Dr. Shaun Sheehan, D.O., who specializes in emergency medicine, chaired the session. In his opening remarks, Dr. Sheehan said the Commonwealth of Pennsylvania has 13 suspected cases of COVID-19 and two confirmed cases. Most are in the Philadelphia area, but one has been reported in the Wilkes-Barre/Scranton area.
Right now, there is no medication and no vaccination for the disease.
COVID-19, he explained, is a type or Coronavirus, as is the common cold. The SARS outbreak of 2003 as well as the MERS outbreak in 2012 were both traced to a type of Coronavirus. Dr. Sheehan used the analogy of the Coronavirus being the dog and COVID-19 being a particular breed of dog. He pointed out, however, that influenza is not a type of coronavirus.
Dr. Sheehan is heading up the Penn Highlands response, coordinating a task force that has been formed with members from all five facilities. The task force meets once or twice a week to formulate plans and procedures and to keep up to date with the latest news and information from the Centers for Disease Control (CDC) and the Pennsylvania Department of Health
The purpose for all of this preparation, he said, was to prevent national and regional healthcare facilities from becoming overwhelmed. The hope is to “flatten the distribution curve” to allow the facilities the to absorb cases that do appear.
With that in mind, Penn Highlands is updating its policies and procedures to prepare for COVID-19. It is also updating signage at all its facilities asking people who have a fever, cough, and a “concerning travel history” not to enter those facilities.
Other items being undertaken following CDC guidelines include:
*Updating screening forms for patient processing
*Phone scripting for Personal Care Physicians (PCP) to help screen patients
*Providing telemedicine using a phone application so patients can stay in their homes
*Updating outpatient procedures for additional screenings
*Updating long term care procedures including a screeing process for visitors.

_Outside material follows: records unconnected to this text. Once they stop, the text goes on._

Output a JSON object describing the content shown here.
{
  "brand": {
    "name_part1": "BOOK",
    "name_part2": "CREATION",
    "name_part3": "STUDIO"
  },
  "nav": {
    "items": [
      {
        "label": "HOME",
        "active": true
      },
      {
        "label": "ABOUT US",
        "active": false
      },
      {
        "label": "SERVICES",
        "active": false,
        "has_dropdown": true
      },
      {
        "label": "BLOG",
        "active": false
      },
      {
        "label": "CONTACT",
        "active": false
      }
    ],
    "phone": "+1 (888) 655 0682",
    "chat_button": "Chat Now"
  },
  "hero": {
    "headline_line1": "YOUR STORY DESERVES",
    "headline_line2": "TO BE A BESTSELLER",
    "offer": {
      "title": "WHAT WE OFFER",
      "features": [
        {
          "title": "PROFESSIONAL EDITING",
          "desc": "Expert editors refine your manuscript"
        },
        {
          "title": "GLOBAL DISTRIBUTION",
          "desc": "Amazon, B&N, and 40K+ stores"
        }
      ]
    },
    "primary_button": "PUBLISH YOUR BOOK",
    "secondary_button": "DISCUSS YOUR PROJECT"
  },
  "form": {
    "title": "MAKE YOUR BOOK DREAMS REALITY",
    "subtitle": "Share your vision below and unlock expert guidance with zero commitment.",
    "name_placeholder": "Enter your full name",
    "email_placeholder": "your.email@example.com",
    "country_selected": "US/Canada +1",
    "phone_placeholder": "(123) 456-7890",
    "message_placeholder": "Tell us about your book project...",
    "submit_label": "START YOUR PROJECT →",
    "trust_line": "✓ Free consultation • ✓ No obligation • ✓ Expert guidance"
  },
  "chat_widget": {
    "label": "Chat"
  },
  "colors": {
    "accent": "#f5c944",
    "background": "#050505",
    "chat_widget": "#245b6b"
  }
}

Dr. Sheehan said the supply chain is being affected. He said Penn Highlands has enough respiratory protection and other supplies for its staff, but ordering more is not possible at this time. He added this a problem nationwide. In fact, he said, some hospitals in the country are not able to leave surgical maks and hand sanitizer out because they’re being stolen.
Surgical masks will not provide protection from COVID-19, he stated, and they can actually cause more of a health problem for the wearer. The more sophisticated types of masks also don’t work because they may not be properly fitted to the people wearing them as they are with healthcare workers.
Penn Highlands has been notified that it is now able to start testing for COVID-19 through independent laboratories, but the testing will be done following state and CDC guidelines, meaning the person must meet the criteria of fever, cough, and travel to an area of an outbreak. No tests will be conducted unless the guidelines are met to avoid overwhelming the testing facilities.
The first step a person should take, Dr. Sheehan stated, is to follow general hygiene rules, including washing of hands, using hand sanitizer, covering coughs, and avoiding travel to infected areas. If someone gets sick, they should contact their PCP first and follow his/her advice.
Those who face the greatest risk from COVID-19 are the elderly and those with chronic medical conditions.
When asked, Dr. Sheehan said right now Penn Highlands is seeing high numbers of influenza cases at its facilities, but that is all.
Penn Highlands plans two more informational sessions. One for public safety officials is scheduled for March 16 at 6 p.m. and another for school administrators, business leaders, and others is slated for March 19 at 1 p.m. Both will be held at the Clearfield Campus of Lock Haven University.